(f)         a claimant must prove not just psychological disturbance or upset as a result of the defendant’s negligence but also that his/her psychological disturbance rises to the level of a recognizable psychiatric illness. Mere grief or sorrow caused by a person’s death is not sufficient to support any compensation. The law does not recognize upset, discord, anxiety, agitation or other mental states that fall short of a recognizable psychiatric illness.


[216]      It is my conclusion from considering all the evidence of the medical experts and the lay witnesses that the plaintiff did suffer from PTSD in the early period after her husband’s death but this was significantly mingled with her grief and bereavement which is understandable after 38 years of marriage, and was completely overtaken and replaced by that continuing grief and bereavement in the long-term.

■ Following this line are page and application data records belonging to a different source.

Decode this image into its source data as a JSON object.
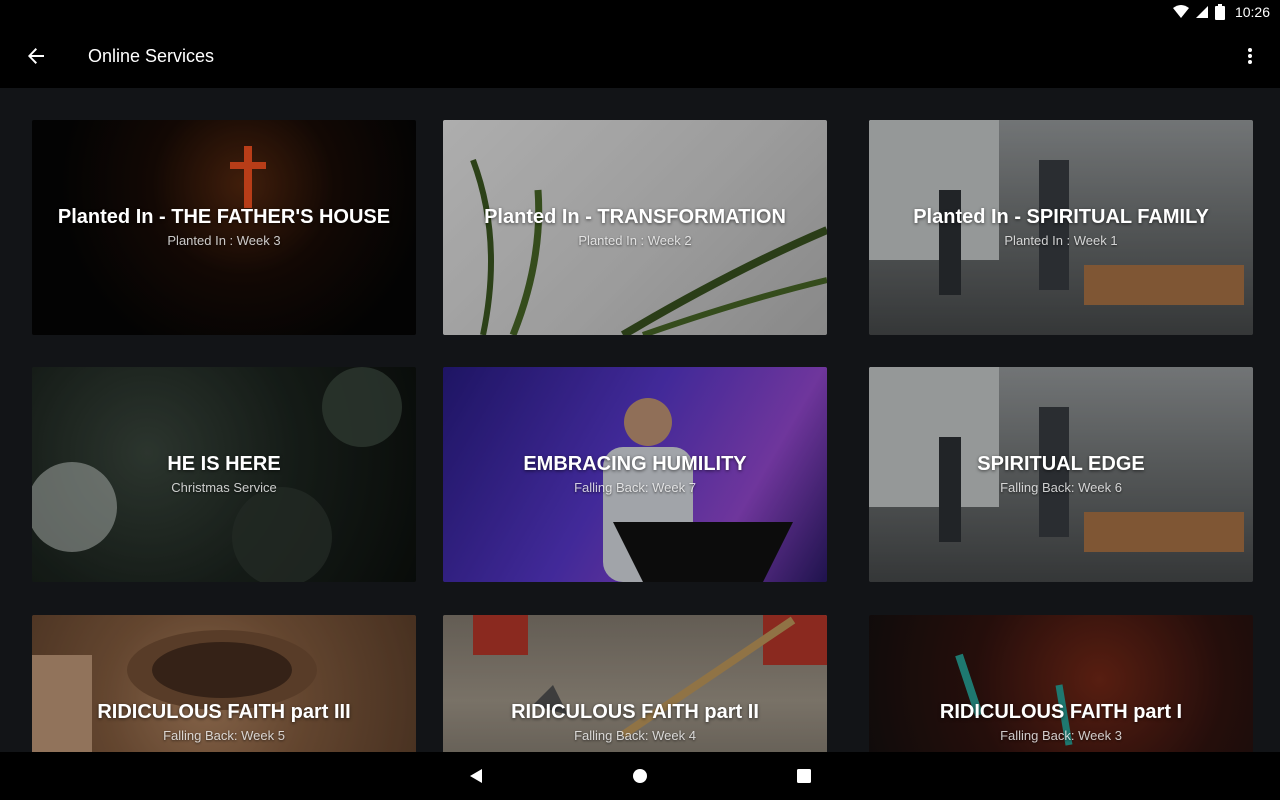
{
  "status_bar": {
    "time": "10:26"
  },
  "app_bar": {
    "title": "Online Services"
  },
  "cards": [
    {
      "title": "Planted In - THE FATHER'S HOUSE",
      "subtitle": "Planted In : Week 3"
    },
    {
      "title": "Planted In - TRANSFORMATION",
      "subtitle": "Planted In : Week 2"
    },
    {
      "title": "Planted In - SPIRITUAL FAMILY",
      "subtitle": "Planted In : Week 1"
    },
    {
      "title": "HE IS HERE",
      "subtitle": "Christmas Service"
    },
    {
      "title": "EMBRACING HUMILITY",
      "subtitle": "Falling Back: Week 7"
    },
    {
      "title": "SPIRITUAL EDGE",
      "subtitle": "Falling Back: Week 6"
    },
    {
      "title": "RIDICULOUS FAITH part III",
      "subtitle": "Falling Back: Week 5"
    },
    {
      "title": "RIDICULOUS FAITH part II",
      "subtitle": "Falling Back: Week 4"
    },
    {
      "title": "RIDICULOUS FAITH part I",
      "subtitle": "Falling Back: Week 3"
    }
  ]
}
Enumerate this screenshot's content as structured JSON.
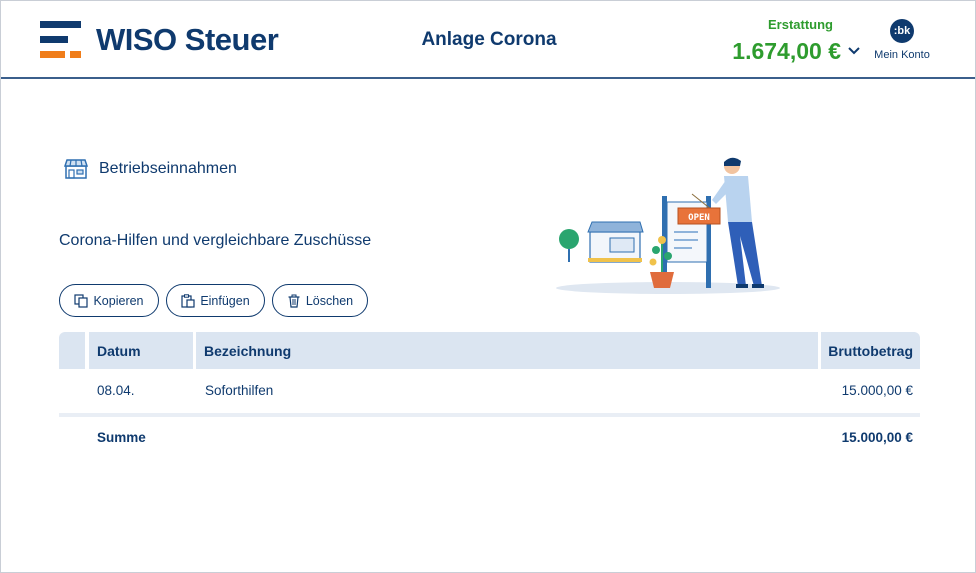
{
  "header": {
    "logo_text": "WISO Steuer",
    "title": "Anlage Corona",
    "refund_label": "Erstattung",
    "refund_amount": "1.674,00 €",
    "account_avatar": ":bk",
    "account_label": "Mein Konto"
  },
  "section": {
    "icon": "shop-icon",
    "title": "Betriebseinnahmen",
    "subtitle": "Corona-Hilfen und vergleichbare Zuschüsse"
  },
  "illustration": {
    "sign_text": "OPEN"
  },
  "toolbar": {
    "copy_label": "Kopieren",
    "paste_label": "Einfügen",
    "delete_label": "Löschen"
  },
  "table": {
    "headers": {
      "date": "Datum",
      "description": "Bezeichnung",
      "amount": "Bruttobetrag"
    },
    "rows": [
      {
        "date": "08.04.",
        "description": "Soforthilfen",
        "amount": "15.000,00 €"
      }
    ],
    "total_label": "Summe",
    "total_amount": "15.000,00 €"
  },
  "colors": {
    "brand_navy": "#0f3a6e",
    "brand_orange": "#f07d1a",
    "refund_green": "#2e9c2e",
    "table_header": "#dbe5f1"
  }
}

Plaintiff’s Claim For Nervous Shock Dismissed After Witnessing Friend Struck By Vehicle

In Deros v McCauley, the Plaintiff witnessed his friend being struck by another vehicle, however his friend was not seriously injured. The Plaintiff’s claim for nervous shock was dismissed.


[17]         In order to show that the damage suffered is not too remote to be viewed as legally caused by Mr. McCauley’s negligence, Mr. Deros must show that it was foreseeable that a person of ordinary fortitude would suffer a mental injury from witnessing the accident. He has failed to do so…


[18]           In fact, Mr. Deros takes the position that he is a “classic thin skull” and that because of his pre-existing problems, both physical and psychological, he was more susceptible to suffering a mental injury.


[19]           Mr. Deros asserts the evidence supports a finding that he is particularly vulnerable to psychological injury because of his pre-existing problems. He says that prior to the accident he suffered from chronic pain in his back and shoulder, edema and sleep apnea. As well, he was obese and taking heavy dosages of pain killers. Mr. Deros says he suffered from depression and panic attacks prior to the accident. However, he says he was not suffering from depression at the time of the accident, and the frequency of his panic attacks had diminished.


[20]           Mr. Deros agrees he was suffering from a number of stressors at the time of the accident. He says several stressors made him more prone to suffer from PTSD, including the deaths of his daughter and father; his weight gain after his daughter’s death; the fact he was disabled from many forms of employment due to his weight gain; and his unemployment. He says the evidence from Dr. Ancill, Dr. Passey and Dr. Riar supports this finding.


[21]           Mr. Deros argues, in effect, that the thin skull rule should be taken into consideration in determining whether his damages were foreseeable. He says in this case liability has already been determined and, therefore, the thin skull rule applies. However, even if the plaintiff proves the defendant owed him a duty and breached the duty, the plaintiff must establish it was reasonably foreseeable that a person of ordinary fortitude would suffer a serious injury as a result of witnessing the accident: Mustapha at para. 18. It is only after establishing that it is reasonably foreseeable that a mental injury would occur in a person of ordinary fortitude that the circumstances of the particular plaintiff are considered.


[23]         The cases, to which I was referred, where damages for nervous shock have been awarded to witnesses of accidents who were not physically involved in the accidents, involve accidents or events which are more shocking than the accident in this case. All the cases involved accidents in which someone has died or been seriously injured


[25]         In this case, Mr. Deros witnessed a collision that involved no serious injuries. Even if I accept Mr. Deros’ evidence at trial that he initially thought a rod had skewered Mr. Lance, he knew within minutes this did not occur and Mr. Lance had not suffered serious injury….


[29]         There is no evidence that a person of ordinary fortitude would have suffered nervous shock injury or mental illness as a result of witnessing this accident. The experts testified about Mr. Deros’ particular reaction to the accident, but not that a person of ordinary fortitude would have suffered mental injury.